By Five Towns Marriage Initiative
In Parashas Ki Seitzei, a ben sorer u’moreh the wayward son, is discussed. Kli Yakar quotes the Gemara in Sanhedrin which says that this kind of situation, with the specific details it would require, never was and never will be. So, what is the point of dedicating space in the Torah for it? Also, it is strange that there is an emphasis on all of the Jewish people seeing and being afraid, more so than with other commandments.
One possible explanation is that the purpose is for sons to learn this, be afraid, and stay away from becoming that kind of wayward son, pushing them to be extra careful with their parents’ honor.
But if this is the reason for the wayward son, it still leaves a question, because the emphasis should have been on the sons taking a lesson and being afraid, as opposed to the whole Jewish nation.
The Kli Yakar explains that the proper way to understand this whole topic is according to the Zohar, which explains that the portion teaches a lesson to the sons of Hashem, meaning the entire Jewish nation. When a Jew hears that he is called a son of Hashem, he might take it to heart and feel safe from punishment because he is Hashem’s son, as Moshe described the people as sons that had rebelled.

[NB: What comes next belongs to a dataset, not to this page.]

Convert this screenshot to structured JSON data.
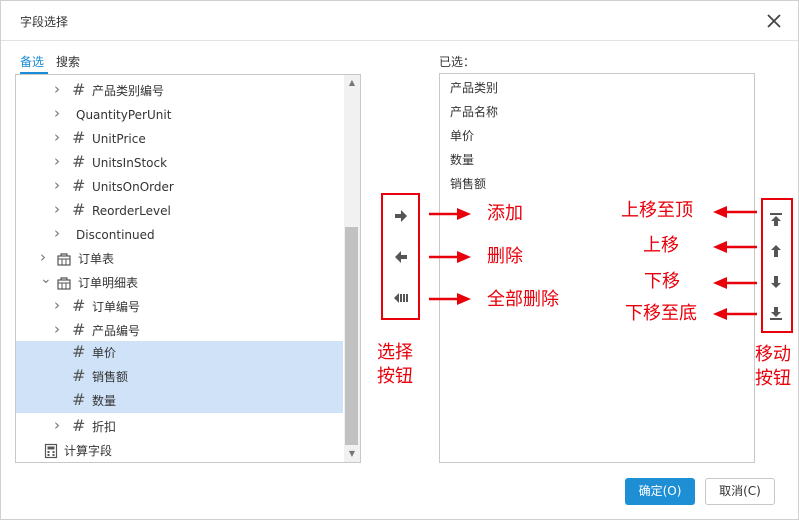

In the past, the Jews had relied on their cherished status as Hashem’s children to commit countless sins, hoping that they would not have to face justice. Therefore, the Torah included this topic of the wayward son to show that even a father has no choice but to bring his son to a Jewish court if he acted like a wayward son, and to ultimately bring him to justice if necessary. And so it is in the heavenly court as well. Every Jew should know that there will be an accounting for his deeds.
This is a powerful concept to take to heart in the month of Elul, when we account for what we have done and work on improving to make ourselves worthy of being judged as one of the righteous. Setting a tone of introspection and solemnity in the home is a job to be done by both spouses together. This can be done by learning something about repentance at each meal, discussing the topic before going to sleep, or placing an emphasis on repentance, prayer, and charity as a means of obtaining forgiveness. Creating the correct atmosphere in the home for this time of year will go a long way in ensuring that the entire family will merit peace and harmony, health, and happiness for the year to come. v
Five Towns Marriage Initiative provides educational programs, workshops, and referrals to top marriage therapists. FTMI will help offset counseling costs when necessary and also runs an anonymous shalom bayis hotline for the entire community Sunday, Tuesday, and Thursday evenings, 10:00–11:00 p.m. For the hotline or for more information, call 516-430-5280 or e‑mail firstname.lastname@example.org.